Pressure to act extraverted
On top of being told that being sociable is good for our health, work environments often reward extraverted behaviour—either intentionally or unintentionally. In one study highly extraverted individuals were found to have a 25% higher chance of being in a high-earning job than introverts. And yet, introverts can make some of the best leaders – they are just often overlooked as their louder, more chatty colleagues attract more attention. Because of this, introverts can feel as though they need to act more extraverted in the workplace, not in line with their true personality.
If you identify as an introvert, here are some tips to help foster healthy relationships at work that don’t sap all of your energy:
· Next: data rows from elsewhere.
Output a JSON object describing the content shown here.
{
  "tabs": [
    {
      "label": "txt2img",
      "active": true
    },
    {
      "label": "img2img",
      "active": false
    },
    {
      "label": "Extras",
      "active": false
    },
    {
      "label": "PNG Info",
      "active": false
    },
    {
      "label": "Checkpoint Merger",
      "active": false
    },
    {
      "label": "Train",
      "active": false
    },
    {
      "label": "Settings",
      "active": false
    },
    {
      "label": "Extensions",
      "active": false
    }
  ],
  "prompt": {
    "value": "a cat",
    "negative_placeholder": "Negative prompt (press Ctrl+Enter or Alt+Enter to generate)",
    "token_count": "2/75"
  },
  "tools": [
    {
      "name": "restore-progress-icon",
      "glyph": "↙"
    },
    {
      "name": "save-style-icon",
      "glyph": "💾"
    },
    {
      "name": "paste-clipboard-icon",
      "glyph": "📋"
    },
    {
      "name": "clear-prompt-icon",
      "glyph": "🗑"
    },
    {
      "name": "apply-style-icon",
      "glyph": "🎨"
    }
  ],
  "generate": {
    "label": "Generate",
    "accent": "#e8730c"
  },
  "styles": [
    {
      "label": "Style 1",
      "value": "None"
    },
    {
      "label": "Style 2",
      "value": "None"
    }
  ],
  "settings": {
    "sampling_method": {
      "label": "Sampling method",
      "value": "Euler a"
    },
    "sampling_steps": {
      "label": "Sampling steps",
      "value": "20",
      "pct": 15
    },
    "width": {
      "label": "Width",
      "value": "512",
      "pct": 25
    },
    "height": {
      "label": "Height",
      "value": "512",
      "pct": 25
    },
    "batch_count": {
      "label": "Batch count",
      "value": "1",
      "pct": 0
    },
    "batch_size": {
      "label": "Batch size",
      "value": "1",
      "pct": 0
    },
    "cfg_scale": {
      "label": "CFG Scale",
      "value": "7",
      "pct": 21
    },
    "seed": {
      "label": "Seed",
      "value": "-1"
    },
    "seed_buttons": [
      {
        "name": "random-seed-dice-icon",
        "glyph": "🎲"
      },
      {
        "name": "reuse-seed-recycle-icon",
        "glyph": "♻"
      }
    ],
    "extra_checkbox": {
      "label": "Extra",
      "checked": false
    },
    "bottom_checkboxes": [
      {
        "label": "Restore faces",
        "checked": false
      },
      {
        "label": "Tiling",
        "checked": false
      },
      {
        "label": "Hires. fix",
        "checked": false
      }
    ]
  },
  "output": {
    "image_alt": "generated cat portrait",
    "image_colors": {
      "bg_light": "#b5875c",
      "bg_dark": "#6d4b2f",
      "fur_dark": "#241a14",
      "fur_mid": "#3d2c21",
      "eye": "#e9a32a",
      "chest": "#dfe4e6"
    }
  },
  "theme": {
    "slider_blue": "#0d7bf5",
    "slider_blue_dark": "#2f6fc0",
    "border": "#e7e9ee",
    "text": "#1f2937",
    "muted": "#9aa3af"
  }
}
- Be open about your preferences and needs with colleagues, such as your preferred method(s) of communication. Then set clear boundaries that work for you (and stick to them). For example, you could have a boundary around how close together your meetings are scheduled, ensuring you always have enough downtime in between to recover and prepare for the next one.
- Don’t feel guilty about taking time out; it will help you recharge and feel ready to connect with colleagues again. This might mean something like booking a meeting room to go and work in for an hour or so, just to get some quiet time, or heading out alone during your lunch break. It’s about balance.
- To avoid uncomfortable small talk, try asking for someone’s opinion on a work matter instead. It makes for easy conversation, and people love to feel helpful!
- When it comes to socialising after work, don’t feel like you need to say yes to everything you are invited to, but do try to go along sometimes. You could set yourself a particular time that you will go home—this way there is an end in sight and you preserve some time to wind down afterwards, ensuring you don’t exhaust yourself.
- Focus on quality of relationships, not quantity. Try arranging 1:1 conversations whenever possible; you will be more likely to forge strong connections this way compared to conversations within big groups.
- Play to your strengths: listen! Many people prefer the sound of their own voice over truly listening to other people, but feeling heard and understood is key to a trusting, supportive relationship.
The key thing to remember is that introverts have different needs to extraverts. The types and frequency of social situations that people require to feel happy and healthy can vary enormously. That said, there are real risks that come with not spending enough time around other people. Social isolation is detrimental to both mental and physical health, so if this is your natural inclination, then it is worth trying to strike a balance between time alone and encouraging yourself to spend some time with others. Think about what ‘strong relationships’ means to you, what makes you feel at your best, and try not to feel pressured to match other people’s preferences.
For information about how you can use Wraw to develop your own resilience and wellbeing, get in touch with us by emailing firstname.lastname@example.org or telephone +44 (0)800 085 6899.